Submitted by: The Two Sides Team April 18, 2019
Easter Sunday is just around the corner and for many of us that entails a day of indulging in a bounty of chocolate eggs. In a world of a conscious consumerism, it is not just the quality of the sweet treats that matters – the packaging in which they are housed has become a key factor for consumers.
It is hardly surprising then to hear that 91% of UK adults would prefer an Easter Egg packaged in carton/cardboard rather than plastic due to its environmentally friendly merits. Unlike plastic packaging, fibre based cartonboard is biodegradable and easy to recycle.
According to a survey conducted by Censuswide, 61% of people said they were prepared to pay extra for Easter Eggs that had more environmentally-friendly packaging, with nearly three quarters (76%) of millennials (people aged 19-29) prepared to pay a premium.
Growing concern amongst the public over sustainable packaging has been on the rise, undeniably spurred on by the influence of prominent figures such as David Attenborough bringing the plastic waste problem to the forefront of people’s minds.
Consumers understand that cartonboard packaging is renewable, recyclable and biodegradable and clearly prefer it to less sustainable alternatives.
The survey clearly suggests this influence too, finding that more than half (55%) said that the plastic packaging debate had influenced their choice of Easter Eggs, with the under 40s the most likely age group to be affected (62%).
Tony Hitchin, General Manager for Pro Carton, the European Association of Carton and Cartonboard Manufacturers commented: “These results, show how important the packaging material can be in helping consumers make their purchasing decision. Consumers understand that cartonboard packaging is renewable, recyclable and biodegradable and clearly prefer it to less sustainable alternatives.

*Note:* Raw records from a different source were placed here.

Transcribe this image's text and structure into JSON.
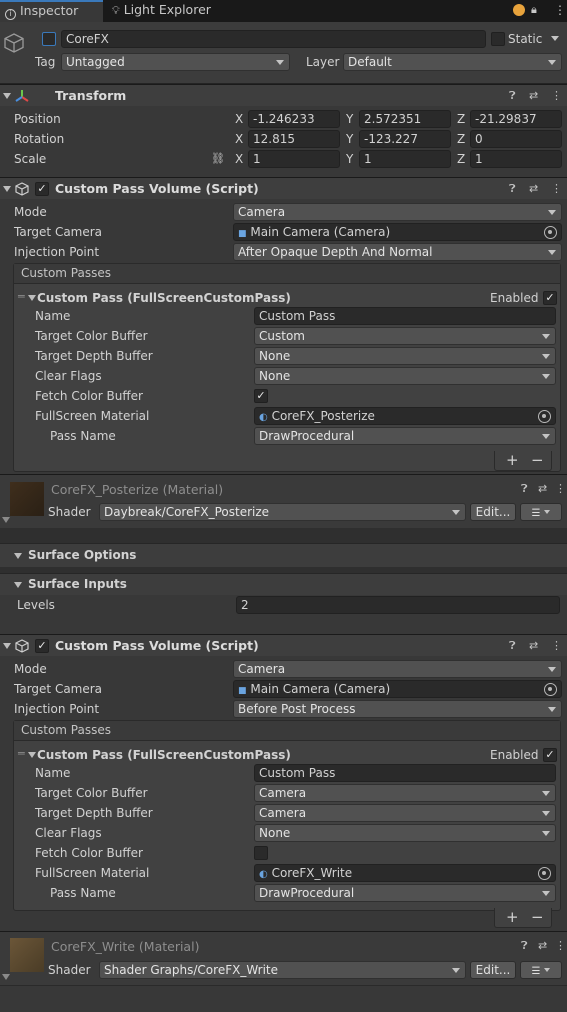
{
  "tabs": {
    "inspector": "Inspector",
    "light_explorer": "Light Explorer"
  },
  "object": {
    "name": "CoreFX",
    "static_label": "Static",
    "tag_label": "Tag",
    "tag_value": "Untagged",
    "layer_label": "Layer",
    "layer_value": "Default"
  },
  "transform": {
    "title": "Transform",
    "position_label": "Position",
    "rotation_label": "Rotation",
    "scale_label": "Scale",
    "axis_x": "X",
    "axis_y": "Y",
    "axis_z": "Z",
    "position": [
      "-1.246233",
      "2.572351",
      "-21.29837"
    ],
    "rotation": [
      "12.815",
      "-123.227",
      "0"
    ],
    "scale": [
      "1",
      "1",
      "1"
    ]
  },
  "volume1": {
    "title": "Custom Pass Volume (Script)",
    "mode_label": "Mode",
    "mode_value": "Camera",
    "camera_label": "Target Camera",
    "camera_value": "Main Camera (Camera)",
    "injection_label": "Injection Point",
    "injection_value": "After Opaque Depth And Normal",
    "custom_passes_label": "Custom Passes",
    "pass_title": "Custom Pass (FullScreenCustomPass)",
    "enabled_label": "Enabled",
    "name_label": "Name",
    "name_value": "Custom Pass",
    "color_buffer_label": "Target Color Buffer",
    "color_buffer_value": "Custom",
    "depth_buffer_label": "Target Depth Buffer",
    "depth_buffer_value": "None",
    "clear_flags_label": "Clear Flags",
    "clear_flags_value": "None",
    "fetch_label": "Fetch Color Buffer",
    "fetch_checked": "✓",
    "material_label": "FullScreen Material",
    "material_value": "CoreFX_Posterize",
    "passname_label": "Pass Name",
    "passname_value": "DrawProcedural",
    "plus": "+",
    "minus": "−"
  },
  "material1": {
    "title": "CoreFX_Posterize (Material)",
    "shader_label": "Shader",
    "shader_value": "Daybreak/CoreFX_Posterize",
    "edit_label": "Edit...",
    "surface_options": "Surface Options",
    "surface_inputs": "Surface Inputs",
    "levels_label": "Levels",
    "levels_value": "2"
  },
  "volume2": {
    "title": "Custom Pass Volume (Script)",
    "mode_label": "Mode",
    "mode_value": "Camera",
    "camera_label": "Target Camera",
    "camera_value": "Main Camera (Camera)",
    "injection_label": "Injection Point",
    "injection_value": "Before Post Process",
    "custom_passes_label": "Custom Passes",
    "pass_title": "Custom Pass (FullScreenCustomPass)",
    "enabled_label": "Enabled",
    "name_label": "Name",
    "name_value": "Custom Pass",
    "color_buffer_label": "Target Color Buffer",
    "color_buffer_value": "Camera",
    "depth_buffer_label": "Target Depth Buffer",
    "depth_buffer_value": "Camera",
    "clear_flags_label": "Clear Flags",
    "clear_flags_value": "None",
    "fetch_label": "Fetch Color Buffer",
    "fetch_checked": "",
    "material_label": "FullScreen Material",
    "material_value": "CoreFX_Write",
    "passname_label": "Pass Name",
    "passname_value": "DrawProcedural",
    "plus": "+",
    "minus": "−"
  },
  "material2": {
    "title": "CoreFX_Write (Material)",
    "shader_label": "Shader",
    "shader_value": "Shader Graphs/CoreFX_Write",
    "edit_label": "Edit..."
  },
  "colors": {
    "accent": "#3a79bb",
    "orange_dot": "#e8a33c"
  }
}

“The opinion of the UK general public when it comes to Easter eggs mirrors what we found previously – that consumers want more environmentally-friendly packaging and many of them are willing to pay more for it.”